The fact of customization means that they chains will be allowed to post a range (something that we have commented on before). This range will be thoroughly confusing and will not give the customer any real idea of the calories being consumed. This confusion is exacerbated by the fact that the calorie content of the dressings and condiments (not a charged menu item) wil not have to be listed, giving the customer who orders a 170 calorie salad a totally false picture if a, let's say, creamy Italian dressing is added.

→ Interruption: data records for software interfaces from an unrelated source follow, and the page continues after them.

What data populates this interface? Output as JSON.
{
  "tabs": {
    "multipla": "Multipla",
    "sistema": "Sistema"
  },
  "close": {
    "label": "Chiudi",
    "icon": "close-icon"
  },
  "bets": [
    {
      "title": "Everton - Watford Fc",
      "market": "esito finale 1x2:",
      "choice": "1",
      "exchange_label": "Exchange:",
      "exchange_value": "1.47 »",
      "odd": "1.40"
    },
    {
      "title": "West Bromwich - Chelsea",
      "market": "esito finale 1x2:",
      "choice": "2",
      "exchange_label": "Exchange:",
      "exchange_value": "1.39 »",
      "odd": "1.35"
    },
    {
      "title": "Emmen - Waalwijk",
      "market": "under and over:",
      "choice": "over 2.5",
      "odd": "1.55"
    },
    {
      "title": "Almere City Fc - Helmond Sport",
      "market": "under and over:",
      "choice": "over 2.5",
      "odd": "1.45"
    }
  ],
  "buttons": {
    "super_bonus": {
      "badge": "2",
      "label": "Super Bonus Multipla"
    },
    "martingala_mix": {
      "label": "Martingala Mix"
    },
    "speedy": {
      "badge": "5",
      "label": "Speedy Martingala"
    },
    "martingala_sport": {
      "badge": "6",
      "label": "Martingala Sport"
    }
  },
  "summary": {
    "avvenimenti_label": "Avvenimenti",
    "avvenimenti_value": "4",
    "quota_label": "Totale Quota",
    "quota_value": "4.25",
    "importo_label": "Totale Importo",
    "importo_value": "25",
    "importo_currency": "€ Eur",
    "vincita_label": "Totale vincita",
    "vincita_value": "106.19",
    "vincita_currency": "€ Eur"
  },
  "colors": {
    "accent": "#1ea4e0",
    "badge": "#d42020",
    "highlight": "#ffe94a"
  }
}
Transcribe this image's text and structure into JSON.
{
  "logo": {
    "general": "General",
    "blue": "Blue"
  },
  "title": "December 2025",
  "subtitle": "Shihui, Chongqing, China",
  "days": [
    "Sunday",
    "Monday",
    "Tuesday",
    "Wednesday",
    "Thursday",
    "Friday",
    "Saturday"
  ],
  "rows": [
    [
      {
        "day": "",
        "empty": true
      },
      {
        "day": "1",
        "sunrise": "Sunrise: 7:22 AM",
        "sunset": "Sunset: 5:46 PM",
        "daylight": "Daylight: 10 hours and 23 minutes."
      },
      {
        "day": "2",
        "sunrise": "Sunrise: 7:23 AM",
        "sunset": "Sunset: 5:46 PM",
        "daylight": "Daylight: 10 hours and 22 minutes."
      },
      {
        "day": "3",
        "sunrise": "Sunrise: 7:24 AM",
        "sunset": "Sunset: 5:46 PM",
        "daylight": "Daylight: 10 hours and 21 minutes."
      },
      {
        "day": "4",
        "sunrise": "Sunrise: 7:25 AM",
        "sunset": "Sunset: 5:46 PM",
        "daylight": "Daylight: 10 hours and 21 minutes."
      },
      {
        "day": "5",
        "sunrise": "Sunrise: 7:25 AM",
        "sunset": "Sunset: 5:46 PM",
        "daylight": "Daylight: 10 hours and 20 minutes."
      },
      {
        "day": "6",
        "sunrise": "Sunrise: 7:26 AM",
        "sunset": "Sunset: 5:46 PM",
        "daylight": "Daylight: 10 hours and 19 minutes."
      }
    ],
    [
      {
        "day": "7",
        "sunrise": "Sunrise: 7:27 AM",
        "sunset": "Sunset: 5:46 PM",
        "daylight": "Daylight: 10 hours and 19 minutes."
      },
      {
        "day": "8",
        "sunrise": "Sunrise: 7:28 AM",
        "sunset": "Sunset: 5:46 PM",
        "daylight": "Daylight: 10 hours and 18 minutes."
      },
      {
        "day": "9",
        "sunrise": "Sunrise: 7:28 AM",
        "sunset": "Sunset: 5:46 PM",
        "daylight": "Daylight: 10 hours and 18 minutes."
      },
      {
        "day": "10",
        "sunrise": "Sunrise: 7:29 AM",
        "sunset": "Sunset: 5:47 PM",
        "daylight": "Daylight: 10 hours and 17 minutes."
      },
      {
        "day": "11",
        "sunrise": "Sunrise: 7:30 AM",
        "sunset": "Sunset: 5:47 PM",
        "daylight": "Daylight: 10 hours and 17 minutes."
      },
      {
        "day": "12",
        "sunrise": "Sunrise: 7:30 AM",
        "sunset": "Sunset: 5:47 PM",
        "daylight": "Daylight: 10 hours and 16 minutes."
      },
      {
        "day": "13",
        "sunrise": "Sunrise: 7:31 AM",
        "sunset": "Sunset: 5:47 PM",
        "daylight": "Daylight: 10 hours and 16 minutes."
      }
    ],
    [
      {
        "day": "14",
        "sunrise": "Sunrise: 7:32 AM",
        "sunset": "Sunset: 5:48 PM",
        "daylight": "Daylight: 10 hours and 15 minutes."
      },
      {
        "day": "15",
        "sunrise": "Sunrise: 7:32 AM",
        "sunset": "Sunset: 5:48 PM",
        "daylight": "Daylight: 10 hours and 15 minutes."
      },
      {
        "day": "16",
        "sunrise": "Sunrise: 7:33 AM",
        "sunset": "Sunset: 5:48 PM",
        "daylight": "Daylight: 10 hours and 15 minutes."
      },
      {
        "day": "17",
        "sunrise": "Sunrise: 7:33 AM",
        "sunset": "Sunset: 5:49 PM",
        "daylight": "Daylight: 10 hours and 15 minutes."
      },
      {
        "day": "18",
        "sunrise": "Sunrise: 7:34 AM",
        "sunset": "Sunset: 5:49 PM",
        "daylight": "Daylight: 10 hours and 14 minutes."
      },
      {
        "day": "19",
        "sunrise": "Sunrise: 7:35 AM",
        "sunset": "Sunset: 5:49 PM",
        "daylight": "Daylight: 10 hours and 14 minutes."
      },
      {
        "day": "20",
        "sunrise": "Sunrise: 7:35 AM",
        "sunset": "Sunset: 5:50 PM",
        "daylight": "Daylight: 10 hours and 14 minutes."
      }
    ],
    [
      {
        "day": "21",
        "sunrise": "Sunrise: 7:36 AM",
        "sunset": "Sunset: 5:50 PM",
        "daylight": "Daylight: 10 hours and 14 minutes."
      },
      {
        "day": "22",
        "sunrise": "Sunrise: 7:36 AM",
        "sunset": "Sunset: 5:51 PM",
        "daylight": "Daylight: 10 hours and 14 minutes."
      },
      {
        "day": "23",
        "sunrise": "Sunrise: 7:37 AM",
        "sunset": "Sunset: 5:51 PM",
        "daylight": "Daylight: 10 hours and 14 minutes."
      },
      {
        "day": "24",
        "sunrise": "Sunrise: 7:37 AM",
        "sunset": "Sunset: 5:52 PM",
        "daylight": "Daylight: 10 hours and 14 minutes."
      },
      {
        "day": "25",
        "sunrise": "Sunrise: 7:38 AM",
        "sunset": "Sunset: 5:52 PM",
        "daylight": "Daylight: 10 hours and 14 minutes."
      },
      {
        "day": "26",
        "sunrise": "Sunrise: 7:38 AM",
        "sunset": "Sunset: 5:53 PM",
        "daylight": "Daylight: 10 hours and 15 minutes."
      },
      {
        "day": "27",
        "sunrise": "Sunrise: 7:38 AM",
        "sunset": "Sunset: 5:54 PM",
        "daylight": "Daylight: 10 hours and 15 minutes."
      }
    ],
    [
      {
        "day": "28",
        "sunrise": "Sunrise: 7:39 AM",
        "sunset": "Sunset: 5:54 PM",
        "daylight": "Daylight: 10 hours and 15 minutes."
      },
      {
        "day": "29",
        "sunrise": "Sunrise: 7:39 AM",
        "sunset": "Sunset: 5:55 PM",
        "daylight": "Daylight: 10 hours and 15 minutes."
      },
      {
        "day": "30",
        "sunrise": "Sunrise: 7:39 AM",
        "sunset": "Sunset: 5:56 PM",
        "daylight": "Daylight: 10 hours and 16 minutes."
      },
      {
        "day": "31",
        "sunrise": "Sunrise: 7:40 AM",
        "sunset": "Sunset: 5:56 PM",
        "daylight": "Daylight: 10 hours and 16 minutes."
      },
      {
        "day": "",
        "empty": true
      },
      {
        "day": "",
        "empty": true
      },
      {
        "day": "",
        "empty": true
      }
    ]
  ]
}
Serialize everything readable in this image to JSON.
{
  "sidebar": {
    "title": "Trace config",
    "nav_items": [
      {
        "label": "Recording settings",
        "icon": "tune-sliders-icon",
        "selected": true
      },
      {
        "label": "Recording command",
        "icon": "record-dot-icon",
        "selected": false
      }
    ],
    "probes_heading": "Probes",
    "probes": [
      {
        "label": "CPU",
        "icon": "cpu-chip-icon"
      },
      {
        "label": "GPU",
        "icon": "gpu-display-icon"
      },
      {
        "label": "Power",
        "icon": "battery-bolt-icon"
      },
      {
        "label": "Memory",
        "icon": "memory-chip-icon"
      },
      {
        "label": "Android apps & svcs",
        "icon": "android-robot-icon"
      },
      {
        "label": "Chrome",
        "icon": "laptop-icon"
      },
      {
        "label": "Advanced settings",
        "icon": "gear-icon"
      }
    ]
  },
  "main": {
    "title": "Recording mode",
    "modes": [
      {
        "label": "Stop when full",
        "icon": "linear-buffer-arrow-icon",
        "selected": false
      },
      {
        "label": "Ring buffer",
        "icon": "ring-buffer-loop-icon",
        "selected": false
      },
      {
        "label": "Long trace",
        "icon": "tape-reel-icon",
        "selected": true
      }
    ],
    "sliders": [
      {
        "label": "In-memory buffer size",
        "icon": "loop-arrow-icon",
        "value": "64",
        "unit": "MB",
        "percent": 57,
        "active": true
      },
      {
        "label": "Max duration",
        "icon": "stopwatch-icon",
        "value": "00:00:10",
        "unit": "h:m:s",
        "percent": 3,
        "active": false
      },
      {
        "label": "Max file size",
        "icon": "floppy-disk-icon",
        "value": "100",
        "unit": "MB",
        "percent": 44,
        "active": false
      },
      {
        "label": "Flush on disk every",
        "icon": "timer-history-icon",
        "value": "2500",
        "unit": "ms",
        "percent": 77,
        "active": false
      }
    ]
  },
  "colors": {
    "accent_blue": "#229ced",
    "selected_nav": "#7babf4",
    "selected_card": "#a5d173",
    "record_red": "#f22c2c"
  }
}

The News, however, is not content to simply misconstrue the essence of the DOH rule. The paper also needed to caricature Joel Rivera, the sponsor of a more reasonable industry-friendly bill Rather than deal with the rationale behind the Rivera bill, failing to point out, for instance, that it requires point-of-purchase posting, the paper pointed out that the councilman was the same one that the News awarded its "Knucklehead Award" to when he proposed a zoning restriction on fast food outlets. To which it adds-"Enough Said"(as if this sarcastic obiter dictum was the final word on the state of political rectitude). Lots of self-absorption here.

So Rivera is ridiculed when he proposes limits on the fast food industry and is similarly chided when he advances industry-friendly legislation; and the News calls Rivera a knucklehead? The only piece of semi-information that the paper offers is he fact that patrons typically underestimate the number of calories that they are consuming when they eat at fast food outlets. The News goes on to say that, "...people make healthier choices if they know how many calories they are consuming."

Of course, what the News doesn't tell you is that: (1) most consumers don't know how many calories they should be eating, or (2) even what a calorie is- making this costly experimental "education" of fast food customers a charade. The paper also fails to point out that nutritionists are moving away from simplistic calorie information and the ill-informed consumer who needs around 2,000 calories a day might be tempted to consume 5 or 6 Hostess Snowballs a day, confident that he is meeting his daily allotment.

Behind all of this sarcastic derision ("dependent on peddling cheap calories to repeat patrons..."), is the fact that our editorial elites maintain a core animus toward fast foods. After all, "peddling" is the common adjective used in conjunction with drug dealers. So the 2300 outlets that employ around 100,000 New Yorkers and generate millions of tax dollars to the city treasury are ridiculed by folks that, we dare to say, never started a business and never contributed, as hundreds of fast food franchisees have, to the economic renaissance of many of the most blighted of the city's urban neighborhoods. Enough said!